Place traps in the vineyard prior to the anticipated first flight in the spring. Replace traps at the end of the flight period for each generation. Leave traps in the vineyard until harvest is completed. A minimum of one set of five traps per four hectares is recommended.  Place traps on the top wire of the trellis. Install one trap at the edge of the vineyard and the rest of the traps at 40 m intervals following a row into the vineyard.  Check twice weekly, on the same days from week to week if possible.  Examine moths carefully to avoid confusion with Episimus. Remove all moths each time the trap is inspected and record the data.

Be aware if  mating disruption being used in the vineyard or in the area nearby as this may affect the success of this type of monitoring for seasonal moth activity.

Where mating disruption for grape berry moth has been applied, use sentinel traps.  Monitoring methods will be the same as above except that the fifth trap is placed in the centre of the vineyard block.

In addition to monitoring adult flight in pheromone traps, clusters should be examined for injury. Be aware of hot spots in the vineyard, which tend to be in the borders or near wooded areas. See thresholdsfor monitoring protocol.

First generation: look for blossom caps and small berries matted together by webbing.  Dissect these masses and look for larvae, feeding injury or frass.

Subsequent generations:  look for berries that are prematurely changing colour and clumped together; dissect and examine for larvae and/or frass.  After veraison, botrytis bunch rot may be associated with grape berry moth injury so examine rotted parts of cluster for larvae and/or frass.

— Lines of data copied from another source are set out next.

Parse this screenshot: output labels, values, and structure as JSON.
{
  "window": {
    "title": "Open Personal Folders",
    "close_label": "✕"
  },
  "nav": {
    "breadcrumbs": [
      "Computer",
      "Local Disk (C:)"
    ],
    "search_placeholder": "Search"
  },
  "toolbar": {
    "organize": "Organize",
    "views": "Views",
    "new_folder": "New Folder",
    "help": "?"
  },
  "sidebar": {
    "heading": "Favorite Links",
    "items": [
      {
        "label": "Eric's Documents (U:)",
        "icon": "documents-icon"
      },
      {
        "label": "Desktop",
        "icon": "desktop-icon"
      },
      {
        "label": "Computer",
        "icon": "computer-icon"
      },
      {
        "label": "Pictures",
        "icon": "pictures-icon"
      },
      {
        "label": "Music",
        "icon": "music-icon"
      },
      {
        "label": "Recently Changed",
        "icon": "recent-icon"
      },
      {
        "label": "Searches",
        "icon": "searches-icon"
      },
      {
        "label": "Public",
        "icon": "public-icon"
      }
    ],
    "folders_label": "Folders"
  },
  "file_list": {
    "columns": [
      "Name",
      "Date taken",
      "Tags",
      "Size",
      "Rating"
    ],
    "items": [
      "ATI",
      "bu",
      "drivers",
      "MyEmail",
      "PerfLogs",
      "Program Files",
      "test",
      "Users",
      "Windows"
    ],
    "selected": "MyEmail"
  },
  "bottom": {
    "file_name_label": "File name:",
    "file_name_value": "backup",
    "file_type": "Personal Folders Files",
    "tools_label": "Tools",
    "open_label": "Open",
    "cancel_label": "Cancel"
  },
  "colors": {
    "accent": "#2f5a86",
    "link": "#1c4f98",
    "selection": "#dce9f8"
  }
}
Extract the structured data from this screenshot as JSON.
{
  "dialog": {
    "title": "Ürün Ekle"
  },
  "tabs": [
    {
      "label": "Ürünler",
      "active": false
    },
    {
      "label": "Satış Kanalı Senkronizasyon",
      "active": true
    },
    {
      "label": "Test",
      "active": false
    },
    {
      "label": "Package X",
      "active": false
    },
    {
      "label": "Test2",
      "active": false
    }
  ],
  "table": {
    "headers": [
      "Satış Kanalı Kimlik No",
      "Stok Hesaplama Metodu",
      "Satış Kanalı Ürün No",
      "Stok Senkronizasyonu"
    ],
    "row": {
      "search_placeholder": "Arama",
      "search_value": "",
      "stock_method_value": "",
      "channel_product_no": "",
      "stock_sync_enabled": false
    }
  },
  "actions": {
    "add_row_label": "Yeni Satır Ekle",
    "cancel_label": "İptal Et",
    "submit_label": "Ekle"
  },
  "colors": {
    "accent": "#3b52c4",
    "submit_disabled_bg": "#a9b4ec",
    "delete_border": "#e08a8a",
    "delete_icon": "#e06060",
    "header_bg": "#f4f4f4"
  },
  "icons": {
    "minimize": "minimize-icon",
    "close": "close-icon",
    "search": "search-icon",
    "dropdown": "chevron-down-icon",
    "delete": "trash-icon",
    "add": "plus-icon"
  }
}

Threshold
Monitor pheromone traps to identify upswing in trap counts.  Depending on the product selected, insecticides may applied at upswing in pheromone trap counts or 6-10 days thereafter. A repeat application may be needed if emergence is extended or fresh injury continues to be detected.

Examine 10 clusters from 10 widely spaced vines in the outside 5 rows and 5 panels. If in this initial assessment more than 5% of the clusters have been infested with grape berry moth, a second sample of 100 clusters from further into the vineyard should be examined. Apply corrective measures if more that 5% of the clusters are injured.
If this damage appears confined to the outer 5 rows of the vineyard, a border treatment with an insecticide may be sufficient.

If mating disruption is working properly, very low numbers or no grape berry moth should be captured in these traps. If moths are captured in sentinel traps, this indicates a possible failure of mating disruption, and supplemental insecticide sprays may be required at borders and/or throughout the entire block.

For more information on mating disruption for GBM see OMAFRA Publication 360, Guide to Fruit Production.

Management Notes
Cultivating in early spring will bury the previous season’s leaves and prevent moths from emerging.

Use pheromone traps to monitor grape berry moth adult activity and determine insecticide application timing.  The specific timing of pest control products varies depending on the target life stage, the insecticide’s mode of action and residual activity. Pheromone trap catch data provides critical information for management of grape berry moth using either insecticides or mating disruption technology.  

Mating disruption of grape berry moth is a highly effective alternative to insecticides. For more information, consult OMAFRA Factsheet 03-079,Mating Disruption for Management of Insect Pests and See OMAFRA Publication 360, Guide to Fruit Production - Chapter 5 Grapes: Recommendations for grape berry moth mating disruption at shoot length 20-25 cm.

Management with insecticides – Insecticides are used to control grape berry moth in most commercial vineyards. See OMAFRA Publication 360, Guide to Fruit Production - Chapter 5 Grapes: Recommendations for grape berry moth at Trace bloom, Berries pea-sized, and Beginning of ripening (veraison) through harvest.